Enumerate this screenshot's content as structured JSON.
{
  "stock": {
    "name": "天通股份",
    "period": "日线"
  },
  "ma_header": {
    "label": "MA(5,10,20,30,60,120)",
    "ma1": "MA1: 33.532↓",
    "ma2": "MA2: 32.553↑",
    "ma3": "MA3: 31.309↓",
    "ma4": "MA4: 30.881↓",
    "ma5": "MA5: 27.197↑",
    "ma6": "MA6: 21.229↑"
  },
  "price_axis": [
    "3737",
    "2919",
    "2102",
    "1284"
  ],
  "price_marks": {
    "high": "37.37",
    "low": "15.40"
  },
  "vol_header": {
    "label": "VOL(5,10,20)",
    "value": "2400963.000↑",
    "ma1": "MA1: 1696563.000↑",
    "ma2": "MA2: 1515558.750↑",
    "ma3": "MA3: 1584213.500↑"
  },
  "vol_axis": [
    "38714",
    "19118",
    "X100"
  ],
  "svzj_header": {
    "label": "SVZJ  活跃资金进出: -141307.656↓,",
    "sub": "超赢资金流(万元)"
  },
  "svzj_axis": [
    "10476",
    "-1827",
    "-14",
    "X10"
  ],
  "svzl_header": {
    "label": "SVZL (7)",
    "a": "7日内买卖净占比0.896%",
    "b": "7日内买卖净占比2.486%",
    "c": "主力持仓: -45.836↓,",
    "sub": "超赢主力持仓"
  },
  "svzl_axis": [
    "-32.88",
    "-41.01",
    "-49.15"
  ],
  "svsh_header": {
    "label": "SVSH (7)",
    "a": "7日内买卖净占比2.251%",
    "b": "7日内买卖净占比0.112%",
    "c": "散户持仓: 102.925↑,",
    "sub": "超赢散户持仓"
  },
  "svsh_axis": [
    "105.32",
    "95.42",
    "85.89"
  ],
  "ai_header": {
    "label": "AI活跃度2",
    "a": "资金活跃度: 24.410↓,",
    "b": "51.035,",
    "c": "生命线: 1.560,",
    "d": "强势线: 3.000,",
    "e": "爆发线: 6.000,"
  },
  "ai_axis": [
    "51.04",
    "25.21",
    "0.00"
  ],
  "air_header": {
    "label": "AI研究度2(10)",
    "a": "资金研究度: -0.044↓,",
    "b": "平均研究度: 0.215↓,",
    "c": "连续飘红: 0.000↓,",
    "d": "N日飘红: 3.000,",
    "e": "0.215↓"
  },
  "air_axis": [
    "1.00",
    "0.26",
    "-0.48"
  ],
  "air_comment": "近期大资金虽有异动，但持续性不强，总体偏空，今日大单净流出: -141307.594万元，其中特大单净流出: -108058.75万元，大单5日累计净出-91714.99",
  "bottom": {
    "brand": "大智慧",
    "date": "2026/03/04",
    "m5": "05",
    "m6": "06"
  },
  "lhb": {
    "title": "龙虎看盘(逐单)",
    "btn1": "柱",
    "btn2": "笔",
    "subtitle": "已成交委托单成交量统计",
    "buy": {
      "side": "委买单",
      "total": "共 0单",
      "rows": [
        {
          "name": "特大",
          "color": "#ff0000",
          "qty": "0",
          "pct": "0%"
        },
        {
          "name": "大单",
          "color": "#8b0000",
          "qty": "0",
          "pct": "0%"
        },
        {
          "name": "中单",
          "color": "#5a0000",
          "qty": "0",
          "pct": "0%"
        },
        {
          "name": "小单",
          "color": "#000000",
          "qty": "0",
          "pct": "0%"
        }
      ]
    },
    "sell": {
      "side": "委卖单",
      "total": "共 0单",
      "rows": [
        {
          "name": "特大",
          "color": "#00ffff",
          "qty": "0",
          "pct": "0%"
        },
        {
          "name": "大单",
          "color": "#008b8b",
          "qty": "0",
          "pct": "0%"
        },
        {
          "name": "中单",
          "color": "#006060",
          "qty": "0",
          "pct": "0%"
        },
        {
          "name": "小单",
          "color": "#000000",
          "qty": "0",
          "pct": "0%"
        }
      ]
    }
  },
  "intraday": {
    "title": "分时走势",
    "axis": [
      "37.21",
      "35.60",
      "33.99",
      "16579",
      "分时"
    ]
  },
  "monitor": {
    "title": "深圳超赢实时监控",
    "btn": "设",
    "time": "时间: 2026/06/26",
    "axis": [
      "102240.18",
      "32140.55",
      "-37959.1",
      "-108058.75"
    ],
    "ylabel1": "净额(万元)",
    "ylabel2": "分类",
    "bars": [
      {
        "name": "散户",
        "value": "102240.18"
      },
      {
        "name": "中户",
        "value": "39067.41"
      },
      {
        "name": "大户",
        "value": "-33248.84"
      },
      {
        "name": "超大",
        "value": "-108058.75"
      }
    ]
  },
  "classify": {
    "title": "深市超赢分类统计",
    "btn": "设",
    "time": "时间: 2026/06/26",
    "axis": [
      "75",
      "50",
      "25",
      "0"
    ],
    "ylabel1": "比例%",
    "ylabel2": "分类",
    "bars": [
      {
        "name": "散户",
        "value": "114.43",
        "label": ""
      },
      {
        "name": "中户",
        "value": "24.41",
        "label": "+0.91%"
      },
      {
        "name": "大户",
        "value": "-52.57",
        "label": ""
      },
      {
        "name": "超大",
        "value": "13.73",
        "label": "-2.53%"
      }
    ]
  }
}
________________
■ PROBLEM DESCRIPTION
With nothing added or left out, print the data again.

■ YOUR RESPONSE
Enumerate this screenshot's content as structured JSON.
{
  "stock": {
    "name": "天通股份",
    "period": "日线"
  },
  "ma_header": {
    "label": "MA(5,10,20,30,60,120)",
    "ma1": "MA1: 33.532↓",
    "ma2": "MA2: 32.553↑",
    "ma3": "MA3: 31.309↓",
    "ma4": "MA4: 30.881↓",
    "ma5": "MA5: 27.197↑",
    "ma6": "MA6: 21.229↑"
  },
  "price_axis": [
    "3737",
    "2919",
    "2102",
    "1284"
  ],
  "price_marks": {
    "high": "37.37",
    "low": "15.40"
  },
  "vol_header": {
    "label": "VOL(5,10,20)",
    "value": "2400963.000↑",
    "ma1": "MA1: 1696563.000↑",
    "ma2": "MA2: 1515558.750↑",
    "ma3": "MA3: 1584213.500↑"
  },
  "vol_axis": [
    "38714",
    "19118",
    "X100"
  ],
  "svzj_header": {
    "label": "SVZJ  活跃资金进出: -141307.656↓,",
    "sub": "超赢资金流(万元)"
  },
  "svzj_axis": [
    "10476",
    "-1827",
    "-14",
    "X10"
  ],
  "svzl_header": {
    "label": "SVZL (7)",
    "a": "7日内买卖净占比0.896%",
    "b": "7日内买卖净占比2.486%",
    "c": "主力持仓: -45.836↓,",
    "sub": "超赢主力持仓"
  },
  "svzl_axis": [
    "-32.88",
    "-41.01",
    "-49.15"
  ],
  "svsh_header": {
    "label": "SVSH (7)",
    "a": "7日内买卖净占比2.251%",
    "b": "7日内买卖净占比0.112%",
    "c": "散户持仓: 102.925↑,",
    "sub": "超赢散户持仓"
  },
  "svsh_axis": [
    "105.32",
    "95.42",
    "85.89"
  ],
  "ai_header": {
    "label": "AI活跃度2",
    "a": "资金活跃度: 24.410↓,",
    "b": "51.035,",
    "c": "生命线: 1.560,",
    "d": "强势线: 3.000,",
    "e": "爆发线: 6.000,"
  },
  "ai_axis": [
    "51.04",
    "25.21",
    "0.00"
  ],
  "air_header": {
    "label": "AI研究度2(10)",
    "a": "资金研究度: -0.044↓,",
    "b": "平均研究度: 0.215↓,",
    "c": "连续飘红: 0.000↓,",
    "d": "N日飘红: 3.000,",
    "e": "0.215↓"
  },
  "air_axis": [
    "1.00",
    "0.26",
    "-0.48"
  ],
  "air_comment": "近期大资金虽有异动，但持续性不强，总体偏空，今日大单净流出: -141307.594万元，其中特大单净流出: -108058.75万元，大单5日累计净出-91714.99",
  "bottom": {
    "brand": "大智慧",
    "date": "2026/03/04",
    "m5": "05",
    "m6": "06"
  },
  "lhb": {
    "title": "龙虎看盘(逐单)",
    "btn1": "柱",
    "btn2": "笔",
    "subtitle": "已成交委托单成交量统计",
    "buy": {
      "side": "委买单",
      "total": "共 0单",
      "rows": [
        {
          "name": "特大",
          "color": "#ff0000",
          "qty": "0",
          "pct": "0%"
        },
        {
          "name": "大单",
          "color": "#8b0000",
          "qty": "0",
          "pct": "0%"
        },
        {
          "name": "中单",
          "color": "#5a0000",
          "qty": "0",
          "pct": "0%"
        },
        {
          "name": "小单",
          "color": "#000000",
          "qty": "0",
          "pct": "0%"
        }
      ]
    },
    "sell": {
      "side": "委卖单",
      "total": "共 0单",
      "rows": [
        {
          "name": "特大",
          "color": "#00ffff",
          "qty": "0",
          "pct": "0%"
        },
        {
          "name": "大单",
          "color": "#008b8b",
          "qty": "0",
          "pct": "0%"
        },
        {
          "name": "中单",
          "color": "#006060",
          "qty": "0",
          "pct": "0%"
        },
        {
          "name": "小单",
          "color": "#000000",
          "qty": "0",
          "pct": "0%"
        }
      ]
    }
  },
  "intraday": {
    "title": "分时走势",
    "axis": [
      "37.21",
      "35.60",
      "33.99",
      "16579",
      "分时"
    ]
  },
  "monitor": {
    "title": "深圳超赢实时监控",
    "btn": "设",
    "time": "时间: 2026/06/26",
    "axis": [
      "102240.18",
      "32140.55",
      "-37959.1",
      "-108058.75"
    ],
    "ylabel1": "净额(万元)",
    "ylabel2": "分类",
    "bars": [
      {
        "name": "散户",
        "value": "102240.18"
      },
      {
        "name": "中户",
        "value": "39067.41"
      },
      {
        "name": "大户",
        "value": "-33248.84"
      },
      {
        "name": "超大",
        "value": "-108058.75"
      }
    ]
  },
  "classify": {
    "title": "深市超赢分类统计",
    "btn": "设",
    "time": "时间: 2026/06/26",
    "axis": [
      "75",
      "50",
      "25",
      "0"
    ],
    "ylabel1": "比例%",
    "ylabel2": "分类",
    "bars": [
      {
        "name": "散户",
        "value": "114.43",
        "label": ""
      },
      {
        "name": "中户",
        "value": "24.41",
        "label": "+0.91%"
      },
      {
        "name": "大户",
        "value": "-52.57",
        "label": ""
      },
      {
        "name": "超大",
        "value": "13.73",
        "label": "-2.53%"
      }
    ]
  }
}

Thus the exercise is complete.